A pond measuring a depth of four to five feet is most favorable for your koi's health and survival for a number of reasons. In shallow ponds, the water temperature fluctuates more with climate changes. If the water gets too warm, the temperature can jeopardize your koi's health. Koi are a part of the carp family and are coldwater fish. It takes longer for temperatures to rise in deeper ponds with larger capacities of water. A deeper pond cultivates your koi's health and development by allowing them to exercise properly with longer swimming distances up and down. In an outdoor environment, a pond's depth is instrumental to your koi's survival. Three feet deep is the minimum height for protection against predators, i.e., raccoons, coyotes, cranes, and egrets.
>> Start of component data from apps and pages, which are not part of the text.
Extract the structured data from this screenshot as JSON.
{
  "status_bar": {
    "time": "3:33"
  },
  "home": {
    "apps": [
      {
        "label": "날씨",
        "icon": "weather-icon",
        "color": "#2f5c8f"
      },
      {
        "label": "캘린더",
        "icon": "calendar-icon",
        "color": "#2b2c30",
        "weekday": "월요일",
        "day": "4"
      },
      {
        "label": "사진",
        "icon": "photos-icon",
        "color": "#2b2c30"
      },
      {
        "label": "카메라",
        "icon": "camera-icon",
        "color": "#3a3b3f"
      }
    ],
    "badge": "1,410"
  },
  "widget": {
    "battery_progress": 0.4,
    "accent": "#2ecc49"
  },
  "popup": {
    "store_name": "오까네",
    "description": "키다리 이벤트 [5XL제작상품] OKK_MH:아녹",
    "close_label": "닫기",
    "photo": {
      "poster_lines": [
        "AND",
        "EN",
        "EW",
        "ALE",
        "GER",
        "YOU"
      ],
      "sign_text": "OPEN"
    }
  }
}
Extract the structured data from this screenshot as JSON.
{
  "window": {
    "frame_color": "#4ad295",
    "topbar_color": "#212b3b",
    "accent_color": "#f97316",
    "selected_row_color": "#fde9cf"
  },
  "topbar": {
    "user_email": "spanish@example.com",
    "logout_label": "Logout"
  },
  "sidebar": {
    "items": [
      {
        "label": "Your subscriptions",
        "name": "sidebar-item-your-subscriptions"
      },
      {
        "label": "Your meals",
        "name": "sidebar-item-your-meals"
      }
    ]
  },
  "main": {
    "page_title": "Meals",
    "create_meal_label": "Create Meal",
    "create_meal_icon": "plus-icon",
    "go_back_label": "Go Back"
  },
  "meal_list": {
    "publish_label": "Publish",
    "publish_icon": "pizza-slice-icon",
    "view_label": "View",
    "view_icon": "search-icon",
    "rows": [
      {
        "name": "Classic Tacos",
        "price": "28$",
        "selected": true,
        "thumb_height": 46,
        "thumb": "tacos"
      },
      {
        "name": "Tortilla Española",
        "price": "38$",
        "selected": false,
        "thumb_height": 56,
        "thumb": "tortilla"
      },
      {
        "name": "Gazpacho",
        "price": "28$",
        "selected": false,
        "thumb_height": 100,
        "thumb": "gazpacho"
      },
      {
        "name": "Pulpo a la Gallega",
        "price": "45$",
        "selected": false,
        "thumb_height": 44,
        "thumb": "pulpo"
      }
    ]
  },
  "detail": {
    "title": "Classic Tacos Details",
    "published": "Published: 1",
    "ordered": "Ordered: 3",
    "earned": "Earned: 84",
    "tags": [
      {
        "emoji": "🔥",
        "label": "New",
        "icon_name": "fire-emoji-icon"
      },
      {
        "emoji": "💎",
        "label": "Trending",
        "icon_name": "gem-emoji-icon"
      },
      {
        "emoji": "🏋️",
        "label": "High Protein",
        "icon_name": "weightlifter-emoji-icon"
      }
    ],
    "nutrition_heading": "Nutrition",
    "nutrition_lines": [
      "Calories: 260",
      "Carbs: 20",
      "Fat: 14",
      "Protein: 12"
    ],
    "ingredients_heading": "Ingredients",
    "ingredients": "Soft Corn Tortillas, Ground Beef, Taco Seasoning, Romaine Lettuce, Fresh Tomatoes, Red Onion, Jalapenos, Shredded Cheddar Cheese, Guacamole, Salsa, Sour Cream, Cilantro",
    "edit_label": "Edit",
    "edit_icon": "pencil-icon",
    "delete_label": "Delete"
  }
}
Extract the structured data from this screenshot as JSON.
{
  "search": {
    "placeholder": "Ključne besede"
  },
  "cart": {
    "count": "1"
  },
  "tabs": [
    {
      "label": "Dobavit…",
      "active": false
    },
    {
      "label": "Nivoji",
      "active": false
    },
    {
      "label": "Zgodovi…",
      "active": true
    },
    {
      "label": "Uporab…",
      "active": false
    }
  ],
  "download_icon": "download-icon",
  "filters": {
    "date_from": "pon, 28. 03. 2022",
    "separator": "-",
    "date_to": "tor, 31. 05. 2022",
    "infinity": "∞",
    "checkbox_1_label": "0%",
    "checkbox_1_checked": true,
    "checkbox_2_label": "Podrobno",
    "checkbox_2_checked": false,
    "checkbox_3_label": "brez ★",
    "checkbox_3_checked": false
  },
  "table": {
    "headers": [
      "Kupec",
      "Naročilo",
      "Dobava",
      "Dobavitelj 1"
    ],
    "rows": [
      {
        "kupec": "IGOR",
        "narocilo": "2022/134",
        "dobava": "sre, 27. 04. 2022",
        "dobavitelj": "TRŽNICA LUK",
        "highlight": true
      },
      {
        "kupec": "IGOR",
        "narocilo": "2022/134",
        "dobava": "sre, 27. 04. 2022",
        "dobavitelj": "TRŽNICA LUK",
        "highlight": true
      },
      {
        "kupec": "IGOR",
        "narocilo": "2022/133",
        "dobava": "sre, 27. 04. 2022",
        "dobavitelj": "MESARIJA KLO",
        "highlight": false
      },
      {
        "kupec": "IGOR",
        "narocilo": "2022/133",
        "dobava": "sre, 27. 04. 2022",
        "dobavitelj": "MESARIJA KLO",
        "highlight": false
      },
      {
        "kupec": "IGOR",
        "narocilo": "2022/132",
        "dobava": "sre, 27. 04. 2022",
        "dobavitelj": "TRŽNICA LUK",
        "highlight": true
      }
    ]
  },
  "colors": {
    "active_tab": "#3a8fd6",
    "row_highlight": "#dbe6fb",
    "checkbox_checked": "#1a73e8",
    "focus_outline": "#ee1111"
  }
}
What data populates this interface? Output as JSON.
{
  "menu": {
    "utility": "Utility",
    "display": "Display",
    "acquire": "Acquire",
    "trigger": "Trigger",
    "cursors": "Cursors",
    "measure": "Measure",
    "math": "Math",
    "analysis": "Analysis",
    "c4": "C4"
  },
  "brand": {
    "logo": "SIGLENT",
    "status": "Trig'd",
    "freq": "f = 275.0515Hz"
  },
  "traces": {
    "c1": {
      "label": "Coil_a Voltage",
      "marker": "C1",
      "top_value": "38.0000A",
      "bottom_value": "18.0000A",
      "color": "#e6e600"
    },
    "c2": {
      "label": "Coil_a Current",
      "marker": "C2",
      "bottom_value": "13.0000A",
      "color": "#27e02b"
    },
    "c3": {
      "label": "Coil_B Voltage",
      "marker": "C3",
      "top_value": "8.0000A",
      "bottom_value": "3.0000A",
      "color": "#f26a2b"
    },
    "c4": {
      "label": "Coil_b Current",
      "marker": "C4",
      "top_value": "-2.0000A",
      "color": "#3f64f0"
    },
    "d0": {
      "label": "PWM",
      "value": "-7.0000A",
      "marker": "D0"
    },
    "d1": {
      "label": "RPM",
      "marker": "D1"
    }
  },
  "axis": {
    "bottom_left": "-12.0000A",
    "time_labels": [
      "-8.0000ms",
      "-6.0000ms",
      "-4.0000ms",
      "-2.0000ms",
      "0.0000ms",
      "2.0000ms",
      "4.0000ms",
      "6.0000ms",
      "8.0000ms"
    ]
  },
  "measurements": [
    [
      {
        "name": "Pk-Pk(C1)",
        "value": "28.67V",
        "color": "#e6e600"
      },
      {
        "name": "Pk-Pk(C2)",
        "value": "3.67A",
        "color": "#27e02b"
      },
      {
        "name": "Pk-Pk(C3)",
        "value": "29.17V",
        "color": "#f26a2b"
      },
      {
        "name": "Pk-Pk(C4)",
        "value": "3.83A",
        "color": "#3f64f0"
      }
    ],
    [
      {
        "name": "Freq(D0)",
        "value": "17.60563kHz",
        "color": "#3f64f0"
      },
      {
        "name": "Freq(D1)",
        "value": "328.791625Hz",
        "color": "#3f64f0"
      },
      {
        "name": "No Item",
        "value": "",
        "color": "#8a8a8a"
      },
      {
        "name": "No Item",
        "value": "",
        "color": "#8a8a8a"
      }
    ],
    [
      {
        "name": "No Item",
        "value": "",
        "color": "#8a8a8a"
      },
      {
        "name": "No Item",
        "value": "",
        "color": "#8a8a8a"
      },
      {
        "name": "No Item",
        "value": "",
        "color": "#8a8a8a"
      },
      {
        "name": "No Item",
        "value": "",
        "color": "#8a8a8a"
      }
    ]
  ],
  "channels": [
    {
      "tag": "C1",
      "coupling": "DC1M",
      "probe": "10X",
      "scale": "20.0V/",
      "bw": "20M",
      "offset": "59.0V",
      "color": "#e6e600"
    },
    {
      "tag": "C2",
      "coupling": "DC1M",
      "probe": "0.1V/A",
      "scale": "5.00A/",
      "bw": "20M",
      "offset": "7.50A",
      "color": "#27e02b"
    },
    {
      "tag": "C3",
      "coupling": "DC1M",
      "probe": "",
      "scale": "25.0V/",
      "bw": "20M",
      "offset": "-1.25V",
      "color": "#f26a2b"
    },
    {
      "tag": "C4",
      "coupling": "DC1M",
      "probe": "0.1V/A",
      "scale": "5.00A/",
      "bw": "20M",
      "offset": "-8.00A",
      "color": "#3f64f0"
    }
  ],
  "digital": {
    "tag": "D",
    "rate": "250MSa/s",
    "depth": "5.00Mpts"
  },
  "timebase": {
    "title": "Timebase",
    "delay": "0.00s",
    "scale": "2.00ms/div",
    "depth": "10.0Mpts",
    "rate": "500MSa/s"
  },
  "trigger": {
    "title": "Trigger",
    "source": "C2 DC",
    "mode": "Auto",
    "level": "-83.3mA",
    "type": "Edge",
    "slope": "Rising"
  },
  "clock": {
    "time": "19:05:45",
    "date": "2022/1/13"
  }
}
Koi's prefer longer ponds to shorter round ponds. The pond's length is critical to the koi's health, promoting proper growth for the fish, and providing them with the appropriate space to exercise. A 6" to 8" long koi, can reach a moderate size of 2 feet long and upwards in length in 3 years, depending on the amount of food and how frequent you feed them.
The greater the volume (gallons of water) of your pond, the easier it is to keep the water temperature stable and healthy for your koi. Volume also applies to the stocking rate (number of fish per gallon of water). To promote a healthy environment, it is important not to overcrowd your pond with fish. Volume is the determining factor when deciding on the amount of fish you wish to keep.